Glad to hear it Joan. (The statement was by the researcher by the way.) That’s great that it clears your fibro-fog as well. I’ve heard of other FM patients opiates work well for. Thanks for sharing your experience.
HOW CAN SOMEONE GET CRPS WITHOUT PREVIOUS INJURY?
This CRPS…It’s bacterial….She was taking Cephalodroxil, synthetic Keflex….her symptoms disappeared. CEPHALOSPORIN…STAPHYLOCCUS…IF THERE’S MERSA….then the next Where does the money in WORKER’s Comp Go??? PHYSICAL THERAPY.
ACCUPUNCTURE WORKED BETTER THAN PT.
MAYBE THAT BACTERIA IS IN SWEATY PT ROOMS???
THE WAX???THE TABLES, THE EQUIPMENT… MAYBE YOU ARE SUBLTY EXPOSED, DONT REALIZE IT, AND WHAM…THE PERFECT STORM…A DOCTOR ISNT GOING TO WORK HARD TO KILL HIS PRACTICE..

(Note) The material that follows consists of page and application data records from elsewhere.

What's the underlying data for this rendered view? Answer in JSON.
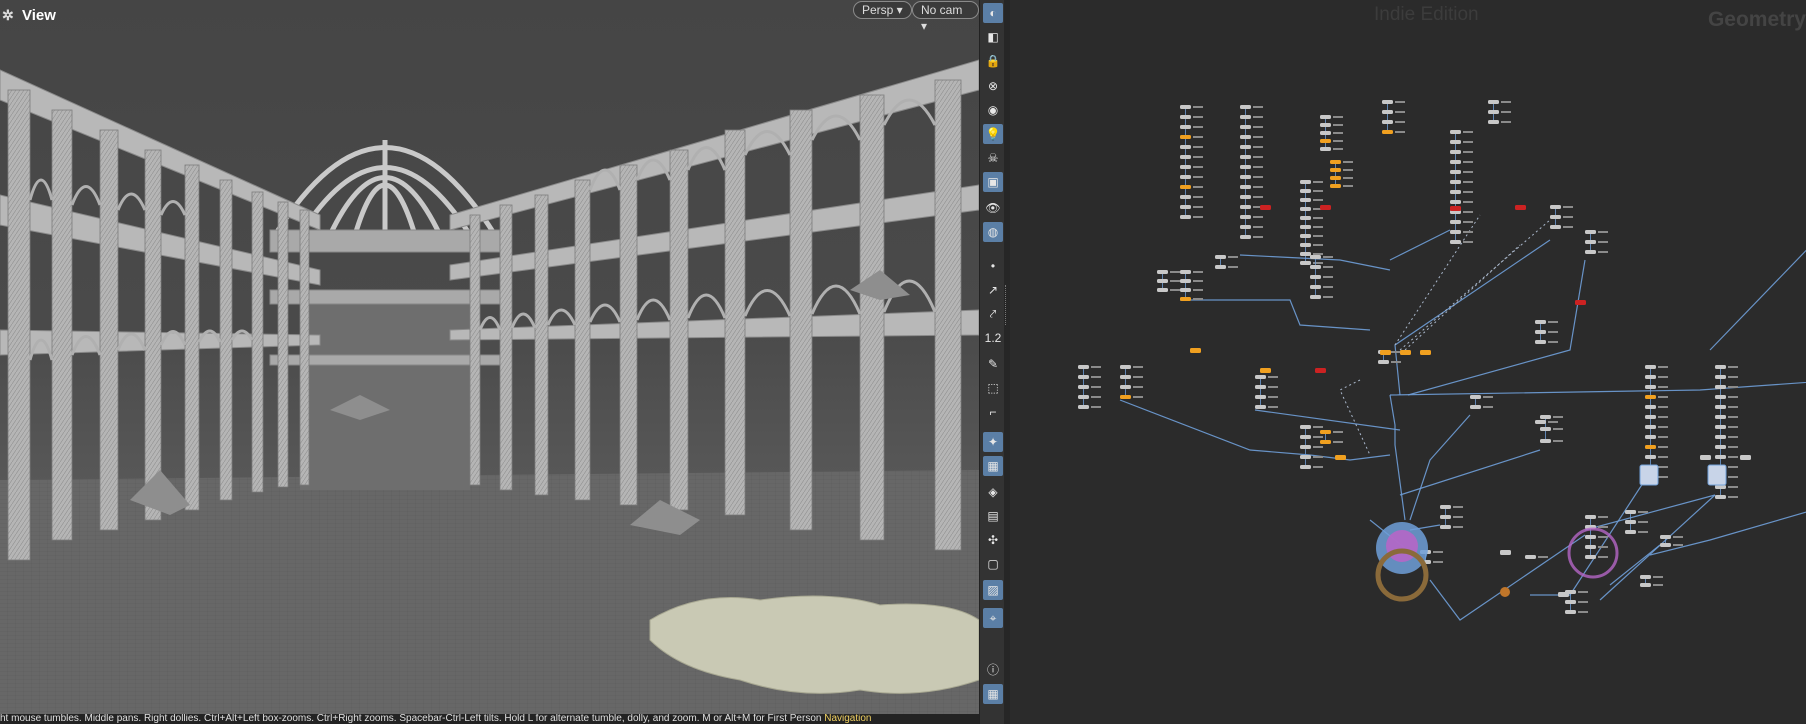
{
  "viewport": {
    "title": "View",
    "view_menu": "Persp ▾",
    "camera_menu": "No cam ▾",
    "status_prefix": "ht mouse tumbles. Middle pans. Right dollies. Ctrl+Alt+Left box-zooms. Ctrl+Right zooms. Spacebar-Ctrl-Left tilts. Hold L for alternate tumble, dolly, and zoom.   M or Alt+M for First Person ",
    "status_highlight": "Navigation"
  },
  "toolbar": {
    "buttons": [
      {
        "name": "wireframe-shading-button",
        "glyph": "◐",
        "active": true
      },
      {
        "name": "ghost-display-button",
        "glyph": "◧",
        "active": false
      },
      {
        "name": "lock-camera-button",
        "glyph": "🔒",
        "active": false
      },
      {
        "name": "hide-others-button",
        "glyph": "⊗",
        "active": false
      },
      {
        "name": "display-toggle-button",
        "glyph": "◉",
        "active": false
      },
      {
        "name": "light-button",
        "glyph": "💡",
        "active": true
      },
      {
        "name": "headlight-button",
        "glyph": "☠",
        "active": false
      },
      {
        "name": "render-preview-button",
        "glyph": "▣",
        "active": true
      },
      {
        "name": "visibility-button",
        "glyph": "👁",
        "active": false
      },
      {
        "name": "selection-button",
        "glyph": "◍",
        "active": true
      },
      {
        "name": "point-display-button",
        "glyph": "•",
        "active": false
      },
      {
        "name": "normals-button",
        "glyph": "↗",
        "active": false
      },
      {
        "name": "vertex-normals-button",
        "glyph": "⤤",
        "active": false
      },
      {
        "name": "numbers-button",
        "glyph": "1.2",
        "active": false
      },
      {
        "name": "paint-button",
        "glyph": "✎",
        "active": false
      },
      {
        "name": "texture-button",
        "glyph": "⬚",
        "active": false
      },
      {
        "name": "guide-button",
        "glyph": "⌐",
        "active": false
      },
      {
        "name": "snap-button",
        "glyph": "✦",
        "active": true
      },
      {
        "name": "checker-button",
        "glyph": "▦",
        "active": true
      },
      {
        "name": "grid-button",
        "glyph": "◈",
        "active": false
      },
      {
        "name": "uv-button",
        "glyph": "▤",
        "active": false
      },
      {
        "name": "handle-button",
        "glyph": "✣",
        "active": false
      },
      {
        "name": "background-button",
        "glyph": "▢",
        "active": false
      },
      {
        "name": "snapshot-button",
        "glyph": "▨",
        "active": true
      },
      {
        "name": "location-button",
        "glyph": "⌖",
        "active": true
      },
      {
        "name": "info-button",
        "glyph": "ⓘ",
        "active": false
      },
      {
        "name": "layout-button",
        "glyph": "▦",
        "active": true
      }
    ]
  },
  "network": {
    "watermark": "Indie Edition",
    "context": "Geometry",
    "colors": {
      "wire": "#6f9fd8",
      "node": "#c8c8c8",
      "node_orange": "#f0a020",
      "node_red": "#cc2222",
      "output_ring": "#8a6a3a",
      "display_ring": "#b566c7",
      "bg": "#2b2b2b"
    }
  },
  "colors": {
    "viewport_bg": "#4a4a4a",
    "floor": "#6a6a6a",
    "structure": "#bdbdbd",
    "active_tool": "#5b7fa6"
  }
}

MAYBE WE HAVE A COMMON GENE…CIRCUMSTANCE OR SURGICAL SUPPLIER,
INSTEAD OF TALKING ABOUT EMOTIONS AND PAIN, WE SHOULD COMPARE MINOR DETAILS AMOUNG OURSELVES AND WE SHOULD UNIVERSALLY RECOUNT OUR PERSONAL TIMELINES…WE HAVE COMMON THREAD….THERE IS A CURE
Great post…Pain is an unpleasant conscious experience that emerges from the brain when the sum of all the available information suggests that you need to protect a particular part of your body. When a health illness or condition is chronic it means it is long-lasting. Chronic pain is pain that persists or progresses over a long period of time. Chronic pain typically has persisted for at least 3 months. visit our site for good tertments for Back Pain, Diabetes, Fibromyalgia, Thyroid, chronic pain, sciatica, whiplash, headaches & nutritional disorders. http://www.drbastomski.com/